An unknown canvas attributed to Caravaggesque Flemish painter Theodoor Rombouts, which was discovered in a property in Auvergne, sold in Clermont-Ferrand for triple its high estimate.
Mars, Venus, Bacchus and Mercury, a painting in a spectacular format attributed to the Flemish baroque artist Theodoor Rombouts, took its first steps at the auction on 4 July in Clermont-Ferrand. Hitherto unknown, this characteristic work of Caravaggio style was found in an Auvergne property and is, according to expert in ancient painting, Julie Ducher, "An exciting discovery in the field".
Its entry into the auction room was estimated between €80,000 and €100,000 (or £72,000-90,000, set by the expert consulting firm Éric Turquin), however the work found a buyer at €305,000 (£275,000). After a timid start, the auction room came alive, said the daily La Montagne, and the work ended up being sold for triple its estimate by a bidder on the phone.
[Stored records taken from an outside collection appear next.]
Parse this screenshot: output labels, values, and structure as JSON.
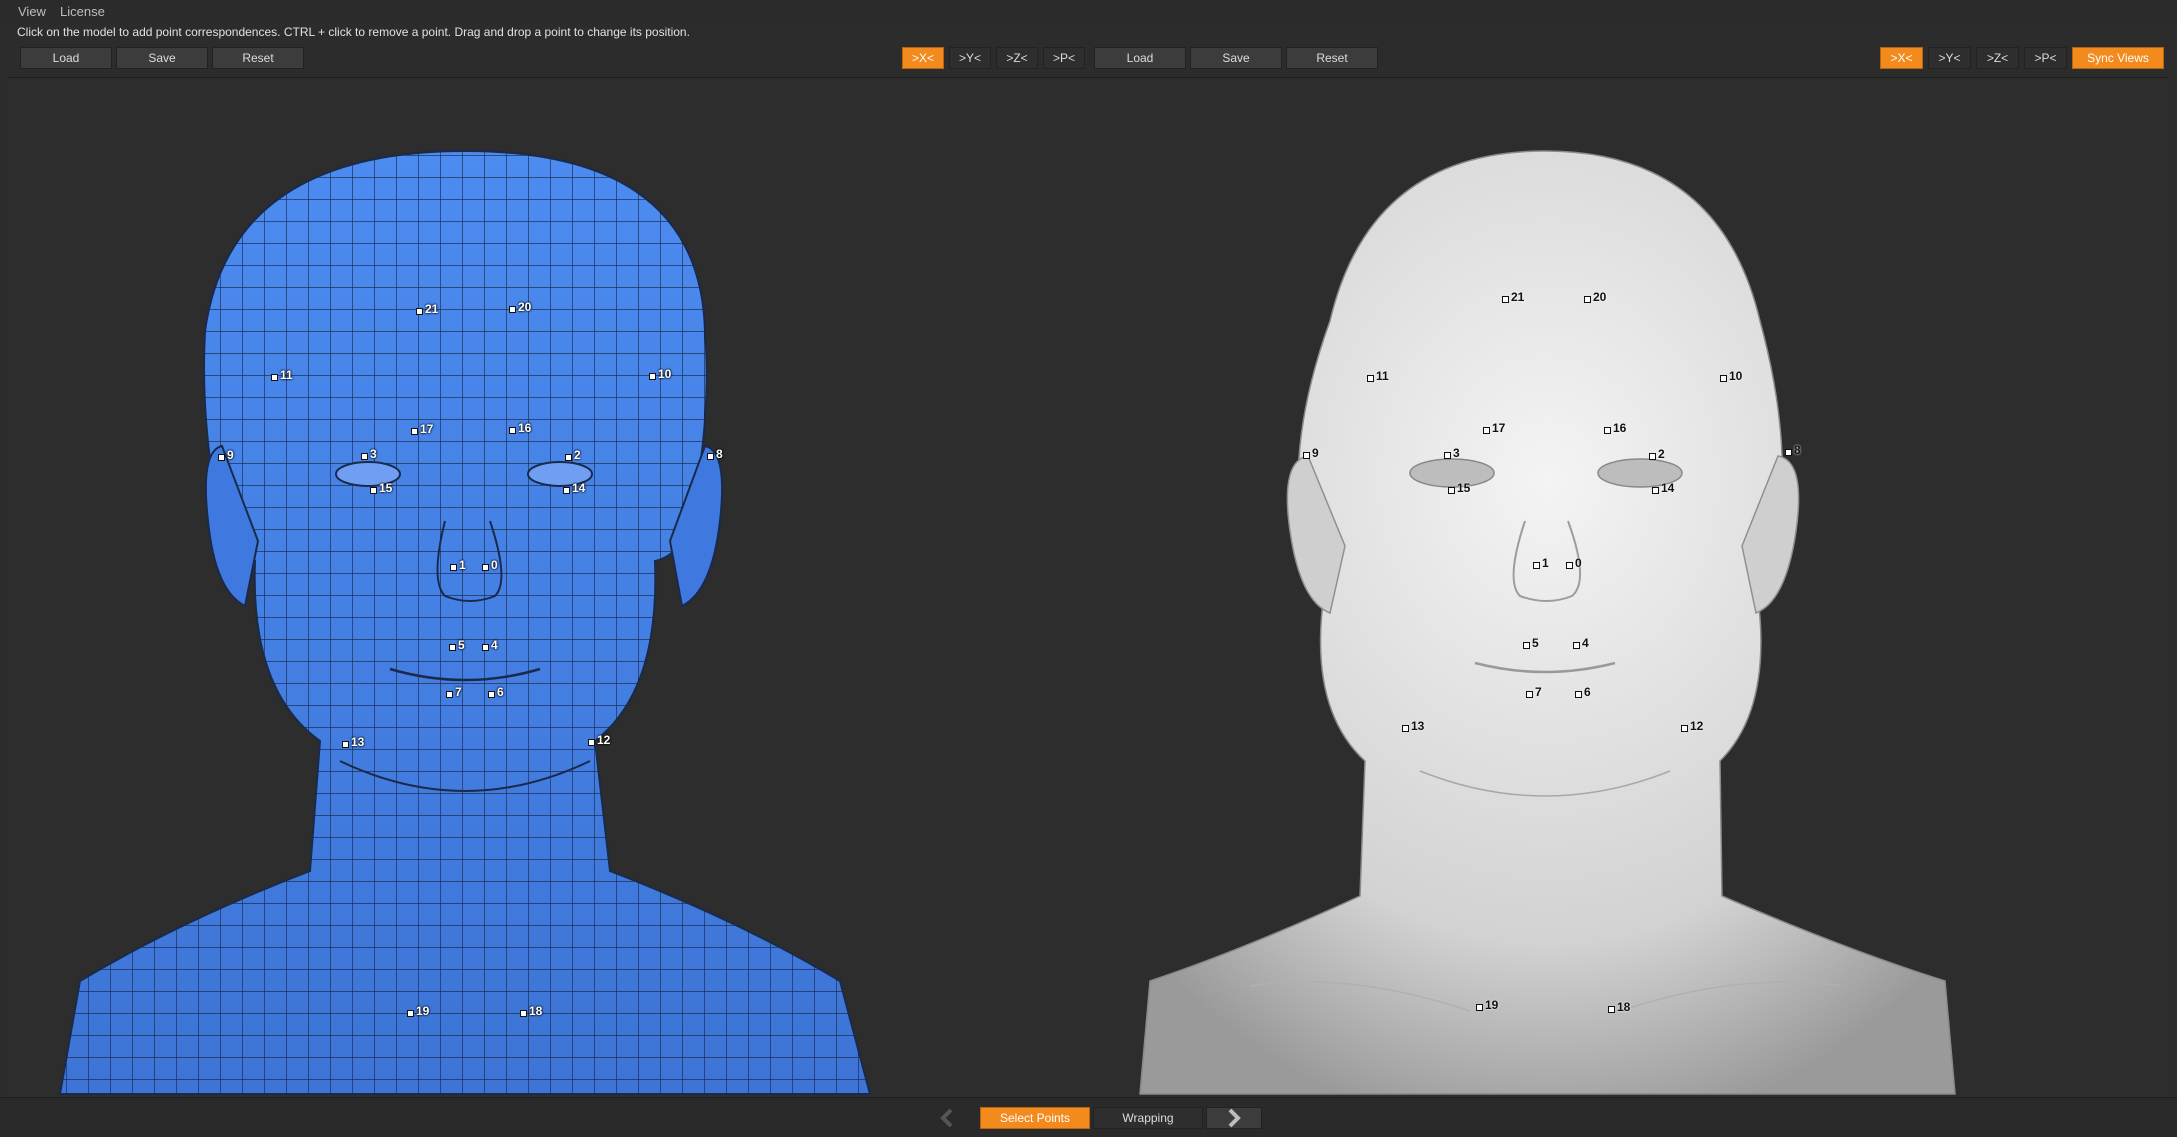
{
  "menu": {
    "view": "View",
    "license": "License"
  },
  "hint": "Click on the model to add point correspondences. CTRL + click to remove a point. Drag and drop a point to change its position.",
  "left_toolbar": {
    "load": "Load",
    "save": "Save",
    "reset": "Reset"
  },
  "right_toolbar": {
    "load": "Load",
    "save": "Save",
    "reset": "Reset"
  },
  "left_views": [
    ">X<",
    ">Y<",
    ">Z<",
    ">P<"
  ],
  "right_views": [
    ">X<",
    ">Y<",
    ">Z<",
    ">P<"
  ],
  "sync_views": "Sync Views",
  "bottom": {
    "select_points": "Select Points",
    "wrapping": "Wrapping"
  },
  "colors": {
    "accent": "#f28a1e",
    "mesh": "#4a86ea",
    "scan": "#d9d9d9"
  },
  "left_markers": [
    "21",
    "20",
    "11",
    "10",
    "17",
    "16",
    "9",
    "3",
    "2",
    "8",
    "15",
    "14",
    "1",
    "0",
    "5",
    "4",
    "7",
    "6",
    "13",
    "12",
    "19",
    "18"
  ],
  "right_markers": [
    "21",
    "20",
    "11",
    "10",
    "17",
    "16",
    "9",
    "3",
    "2",
    "8",
    "15",
    "14",
    "1",
    "0",
    "5",
    "4",
    "7",
    "6",
    "13",
    "12",
    "19",
    "18"
  ]
}
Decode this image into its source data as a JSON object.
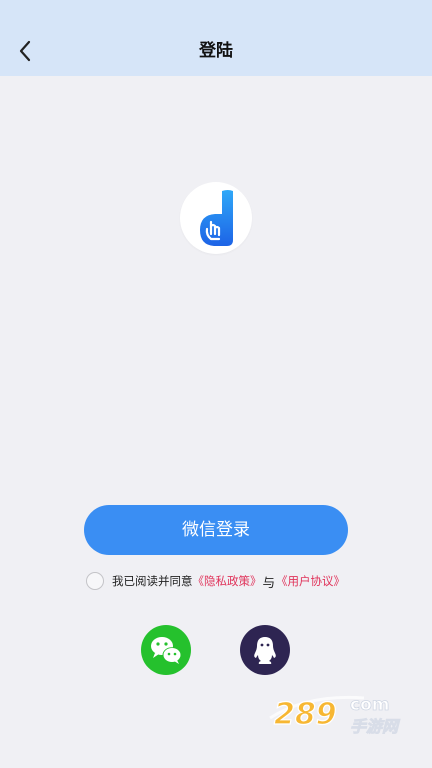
{
  "header": {
    "title": "登陆"
  },
  "login": {
    "wechat_button_label": "微信登录"
  },
  "agreement": {
    "prefix": "我已阅读并同意",
    "privacy_link": "《隐私政策》",
    "and_text": "与",
    "user_link": "《用户协议》",
    "checked": false
  },
  "social_logins": [
    {
      "icon": "wechat-icon",
      "color": "#25c12d"
    },
    {
      "icon": "qq-penguin-icon",
      "color": "#2e2552"
    }
  ],
  "watermark": {
    "number": "289",
    "suffix": "com",
    "subtext": "手游网"
  },
  "colors": {
    "header_bg": "#d6e5f8",
    "page_bg": "#f0f0f4",
    "primary": "#3a8ef3",
    "link": "#e0335a"
  }
}
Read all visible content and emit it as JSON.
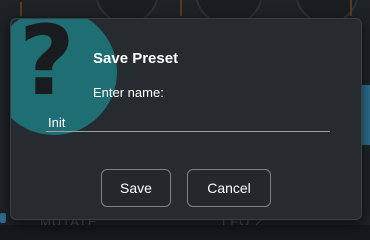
{
  "dialog": {
    "title": "Save Preset",
    "prompt": "Enter name:",
    "name_value": "Init",
    "icon": "question-mark-icon",
    "save_label": "Save",
    "cancel_label": "Cancel"
  },
  "background": {
    "label_left": "MUTATE",
    "label_right": "LFO 2"
  },
  "colors": {
    "dialog_bg": "#262b2f",
    "help_circle": "#1e6e73",
    "accent_orange": "#5a3a1c",
    "accent_blue": "#2c6d8f"
  }
}
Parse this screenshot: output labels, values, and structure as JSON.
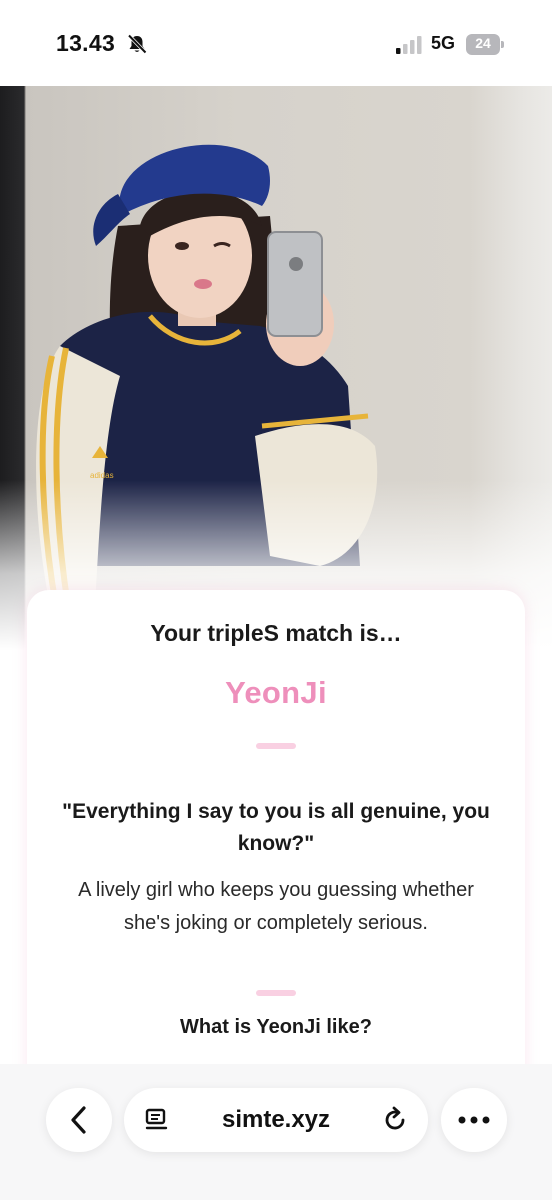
{
  "status_bar": {
    "time": "13.43",
    "network": "5G",
    "battery": "24",
    "icons": [
      "bell-slash-icon",
      "signal-icon",
      "battery-icon"
    ]
  },
  "result": {
    "heading": "Your tripleS match is…",
    "name": "YeonJi",
    "quote": "\"Everything I say to you is all genuine, you know?\"",
    "description": "A lively girl who keeps you guessing whether she's joking or completely serious.",
    "section_heading": "What is YeonJi like?"
  },
  "photo": {
    "jacket_logo": "adidas"
  },
  "browser": {
    "url": "simte.xyz",
    "icons": [
      "back-chevron-icon",
      "reader-icon",
      "reload-icon",
      "more-icon"
    ]
  },
  "colors": {
    "accent_pink": "#ee8fbb",
    "divider_pink": "#f9d0e2"
  }
}
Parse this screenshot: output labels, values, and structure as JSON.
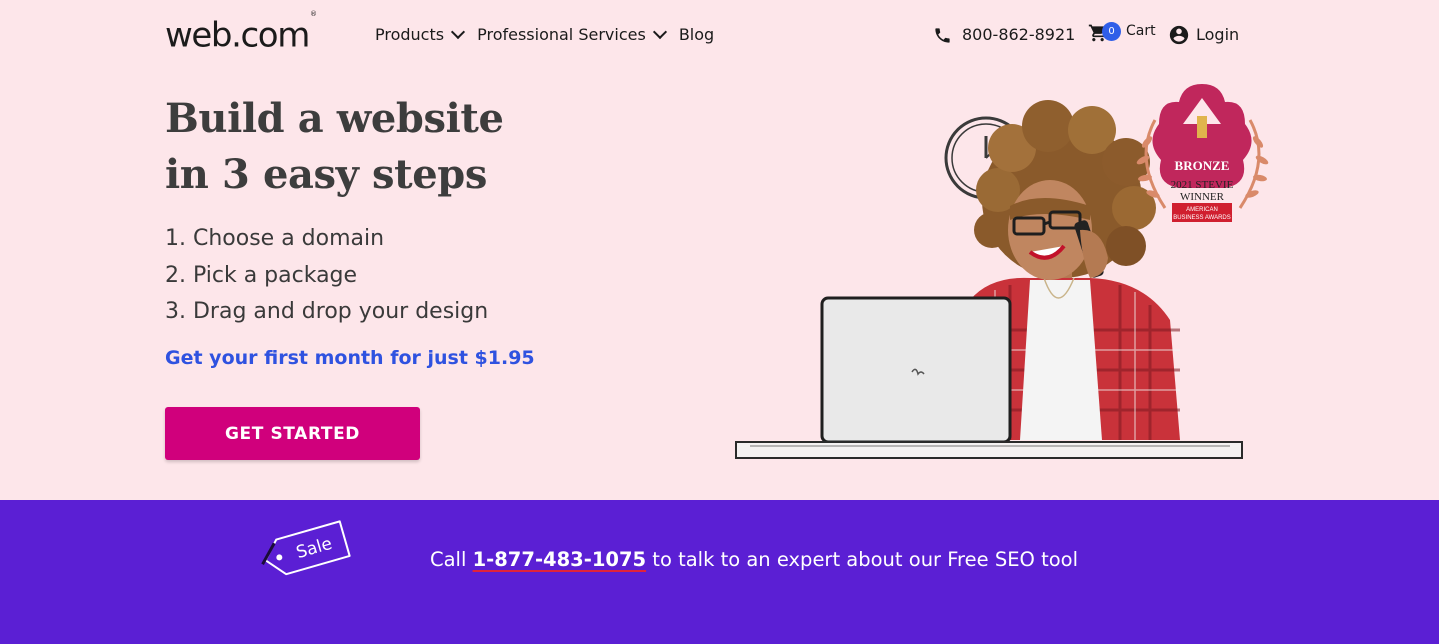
{
  "header": {
    "logo": "web.com",
    "logo_mark": "®",
    "nav": [
      {
        "label": "Products",
        "has_dropdown": true
      },
      {
        "label": "Professional Services",
        "has_dropdown": true
      },
      {
        "label": "Blog",
        "has_dropdown": false
      }
    ],
    "phone": "800-862-8921",
    "cart_count": "0",
    "cart_label": "Cart",
    "login_label": "Login"
  },
  "hero": {
    "title_line1": "Build a website",
    "title_line2": "in 3 easy steps",
    "steps": [
      "1. Choose a domain",
      "2. Pick a package",
      "3. Drag and drop your design"
    ],
    "offer": "Get your first month for just $1.95",
    "cta_label": "GET STARTED"
  },
  "award": {
    "tier": "BRONZE",
    "line1": "2021 STEVIE",
    "line2": "WINNER",
    "line3": "AMERICAN",
    "line4": "BUSINESS AWARDS"
  },
  "promo": {
    "sale_tag": "Sale",
    "prefix": "Call ",
    "phone": "1-877-483-1075",
    "suffix": " to talk to an expert about our Free SEO tool"
  },
  "colors": {
    "page_bg": "#fde6ea",
    "cta": "#d0007c",
    "offer": "#2f52e0",
    "promo_bg": "#5b1fd4",
    "cart_badge": "#2f5ee8"
  }
}
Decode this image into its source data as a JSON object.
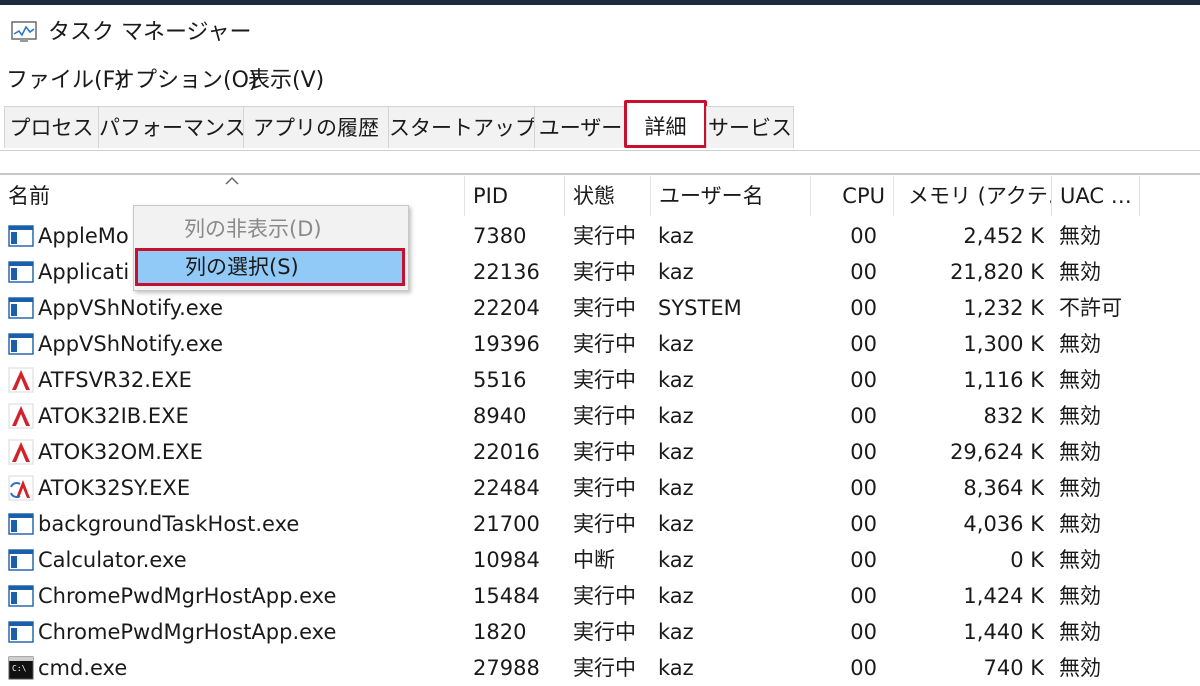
{
  "window": {
    "title": "タスク マネージャー",
    "app_icon": "task-manager-icon"
  },
  "menu": [
    "ファイル(F)",
    "オプション(O)",
    "表示(V)"
  ],
  "tabs": [
    {
      "label": "プロセス",
      "active": false
    },
    {
      "label": "パフォーマンス",
      "active": false
    },
    {
      "label": "アプリの履歴",
      "active": false
    },
    {
      "label": "スタートアップ",
      "active": false
    },
    {
      "label": "ユーザー",
      "active": false
    },
    {
      "label": "詳細",
      "active": true
    },
    {
      "label": "サービス",
      "active": false
    }
  ],
  "columns": {
    "name": "名前",
    "pid": "PID",
    "status": "状態",
    "user": "ユーザー名",
    "cpu": "CPU",
    "memory": "メモリ (アクテ…",
    "uac": "UAC …"
  },
  "context_menu": {
    "items": [
      {
        "label": "列の非表示(D)",
        "disabled": true
      },
      {
        "label": "列の選択(S)",
        "selected": true
      }
    ]
  },
  "processes": [
    {
      "name": "AppleMo",
      "pid": "7380",
      "status": "実行中",
      "user": "kaz",
      "cpu": "00",
      "memory": "2,452 K",
      "uac": "無効",
      "icon": "window-icon"
    },
    {
      "name": "Applicati",
      "pid": "22136",
      "status": "実行中",
      "user": "kaz",
      "cpu": "00",
      "memory": "21,820 K",
      "uac": "無効",
      "icon": "window-icon"
    },
    {
      "name": "AppVShNotify.exe",
      "pid": "22204",
      "status": "実行中",
      "user": "SYSTEM",
      "cpu": "00",
      "memory": "1,232 K",
      "uac": "不許可",
      "icon": "window-icon"
    },
    {
      "name": "AppVShNotify.exe",
      "pid": "19396",
      "status": "実行中",
      "user": "kaz",
      "cpu": "00",
      "memory": "1,300 K",
      "uac": "無効",
      "icon": "window-icon"
    },
    {
      "name": "ATFSVR32.EXE",
      "pid": "5516",
      "status": "実行中",
      "user": "kaz",
      "cpu": "00",
      "memory": "1,116 K",
      "uac": "無効",
      "icon": "atok-icon"
    },
    {
      "name": "ATOK32IB.EXE",
      "pid": "8940",
      "status": "実行中",
      "user": "kaz",
      "cpu": "00",
      "memory": "832 K",
      "uac": "無効",
      "icon": "atok-icon"
    },
    {
      "name": "ATOK32OM.EXE",
      "pid": "22016",
      "status": "実行中",
      "user": "kaz",
      "cpu": "00",
      "memory": "29,624 K",
      "uac": "無効",
      "icon": "atok-icon"
    },
    {
      "name": "ATOK32SY.EXE",
      "pid": "22484",
      "status": "実行中",
      "user": "kaz",
      "cpu": "00",
      "memory": "8,364 K",
      "uac": "無効",
      "icon": "atok-sync-icon"
    },
    {
      "name": "backgroundTaskHost.exe",
      "pid": "21700",
      "status": "実行中",
      "user": "kaz",
      "cpu": "00",
      "memory": "4,036 K",
      "uac": "無効",
      "icon": "window-icon"
    },
    {
      "name": "Calculator.exe",
      "pid": "10984",
      "status": "中断",
      "user": "kaz",
      "cpu": "00",
      "memory": "0 K",
      "uac": "無効",
      "icon": "window-icon"
    },
    {
      "name": "ChromePwdMgrHostApp.exe",
      "pid": "15484",
      "status": "実行中",
      "user": "kaz",
      "cpu": "00",
      "memory": "1,424 K",
      "uac": "無効",
      "icon": "window-icon"
    },
    {
      "name": "ChromePwdMgrHostApp.exe",
      "pid": "1820",
      "status": "実行中",
      "user": "kaz",
      "cpu": "00",
      "memory": "1,440 K",
      "uac": "無効",
      "icon": "window-icon"
    },
    {
      "name": "cmd.exe",
      "pid": "27988",
      "status": "実行中",
      "user": "kaz",
      "cpu": "00",
      "memory": "740 K",
      "uac": "無効",
      "icon": "console-icon"
    }
  ],
  "colors": {
    "highlight_border": "#c8102e",
    "menu_selection": "#91c9f7"
  }
}
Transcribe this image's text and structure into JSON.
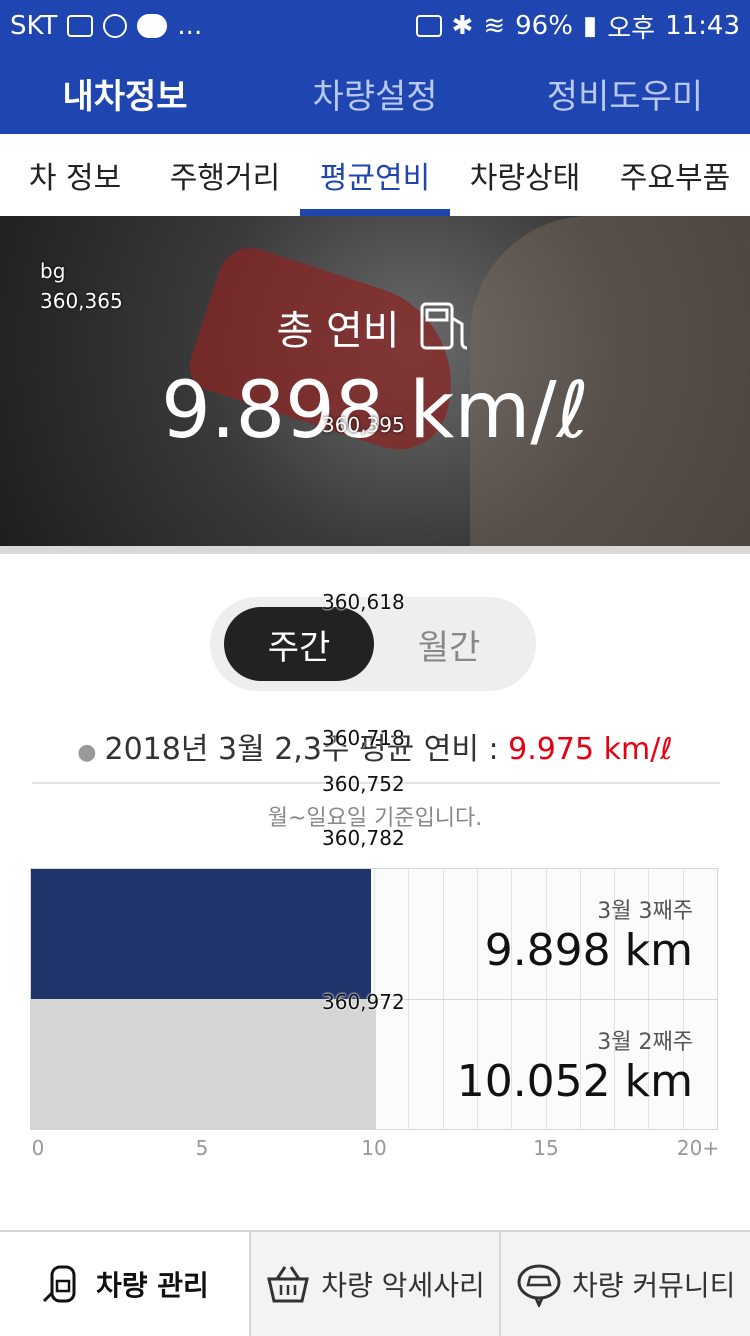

Why such an interest? "It's a rare artist on the market," the consulting firm explained. "This painting, hitherto unknown, is very elegant and quite up to date."
The monumental canvas (1.56 by 2.47 meters) represents the God of War, Mars, hugging his lover Venus, who is then married to the god of the late Vulcan. The two divinities appear alongside Bacchus, God of Wine, Mercury, Messenger of the Gods, and a mischievous Cupid who watches the scene. Mars and Venus have been portrayed by many artists in various paintings (sometimes pretexts for the realisation of erotic representations) and Cupid, considered as the fruit of their adulterous union, often appears.
With Rompouts’ work however, the classic mythological subject is hijacked by the insertion of minor details, such as a pearl necklace, a game of tric-trac, or playing cards, elements more common to Flemish gambling than to divine summit of Olympus. "Wearing a crown of vine leaves and other vines in his hand, Bacchus looks at the spectator and takes us to witness this adulterous relationship. For Mercury, a popular model has taken the pose, disguised for the occasion by the attribute of this God, a helmet carrying pigeon wings. He challenges the couple and invites them to play dice. Its composition presents an unusual mix, almost extravagant," said the consulting firm.
Theordoor Rompouts is known for his Caravaggesque work. He began his career in Antwerp between 1608 and 1616, under the tutelage of Abraham Janssen, himself emulated by the undisputed master of light. He joined Italy to complete his training, and remained marked by the work of Caravaggio, with whom he shares the taste of contrast and chiaroscuro. On his return to Antwerp, nine years later, he enrolled at the Guild of Saint-Luc and made many works for sponsors.
"He is best known for his banqueting scenes, taverns and musicians, but he also owes many successes in the field of history painting," said the consulting firm, "this painting, which we date rather from the beginning of his career, is in a pivotal period, during which he mixes Flemish and Dutch influences. It belongs to the field of clear Caravaggism. The light is very clear. It unites the four protagonists and reveals the realistic details."
The artist had a great success during his lifetime, which also earned him the privilege of being portrayed by Antoine van Dyck in 1632. Rompouts died prematurely in 1637, at the age of 40, and left behind is a rich work, imbued with an undeniable Flemish Caravaggesque style.